When used with CIF, a credit letter serves to provide assurance to the seller that payment will be received on time and in full according to the stated terms.
The credit letter also outlines who is responsible for any costs associated with shipment of goods, such as insurance or freight charges. Additionally, it describes any restrictions or limitations on the goods being sold and shipped.
Using a credit letter with CIF can help to ensure that both parties are held accountable for the terms of the sale transaction. It ensures that payment is received in full and on time according to the agreement, as well as protecting both parties from potential financial losses due to unforeseen circumstances.

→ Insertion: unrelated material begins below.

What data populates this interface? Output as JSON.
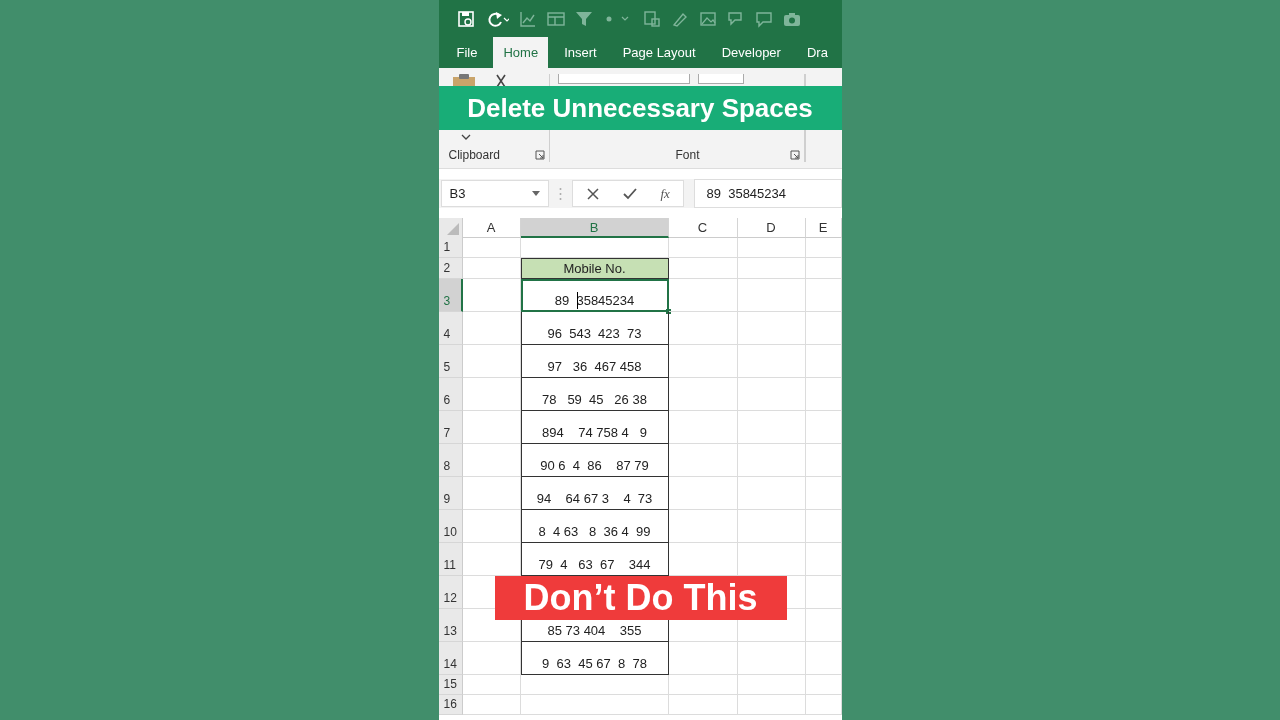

It also helps to ensure that goods are shipped in accordance with the terms of the agreement and that any associated costs are properly covered.
When used alongside CIF Incoterms, a credit letter can help to ensure that the terms of the sale are properly fulfilled and that both parties remain accountable for their respective obligations.
This is especially beneficial in international transactions, as it helps to protect all parties involved from potential disputes or losses related to shipping goods or payment issues.
Changes and Update of CIF Under Incoterms 2020
The revision of Incoterms 2020 includes changes to the Cost, Insurance, and Freight (CIF) trade terms.
- Under this incoterm rule, the seller remains responsible for arranging and paying for shipping, insurance, and freight costs up until the named port of destination.
- The buyer is responsible for any additional costs once the goods have arrived at that port.
- The most significant change in the Incoterms 2020 revision is that the seller’s insurance responsibilities are now extended to cover any additional risks that may occur after the port of destination has been reached. This means that, under CIF terms, seller is responsible for providing proof of adequate insurance cover for any potential losses or damages that could occur during unloading or any subsequent transport within the buyer’s country.
- Besides, CIF Incoterm now requires that sellers provide buyers with a detailed commercial invoice, as well as all relevant customs documents (such as certificates of origin).
- Finally, all necessary paperwork must be provided to the buyer in order for it to clear customs and take ownership of the goods.
Differentiating CIF and Free on Board (FOB)
The main difference between Cost, Insurance, and Freight (CIF) and Free on Board (FOB) is who pays for the shipping cost.
In CIF, the seller will handle all costs associated with getting the goods shipped to their destination port, including insurance, shipping fees, and other transport-related expenses. Seller can only use CIF when they hold expertise in local customs and are willing to handle the costs.
On the other hand, in Free on Board (FOB), the seller transfers all of the risk and costs to the buyer and who is responsible for paying for all of the transportation costs and other related fees loaded onto the shipping vessel.
The seller and buyer can also decide how much responsibility each party has in terms of insurance, customs clearance, and even the risk transfers or damage during transit.
Ultimately, CIF and FOB have their pros and cons, depending on the situation. CIF is great for buyers who don’t want to bear the cost of shipping bulk cargo and other related expenses, as it’s all taken care of by the seller.
However, sellers may not like this arrangement as they have to assume greater responsibility and risk transfers.
On the other hand, FOB can be beneficial for sellers, as they don’t have to pay for the shipping and related costs. Buyers may have to bear all the risks associated with their shipment and may not be able to take advantage of any insurance policies that might be available at the destination port.
Finally, you learn what it means and why you need to know about Intercoterm CIF. Not just knowing the acronym.
While it isn’t as exciting as shopping online understanding, Incoterm cost, insurance, and freight agreement is an essential part of international trade, especially in importing process.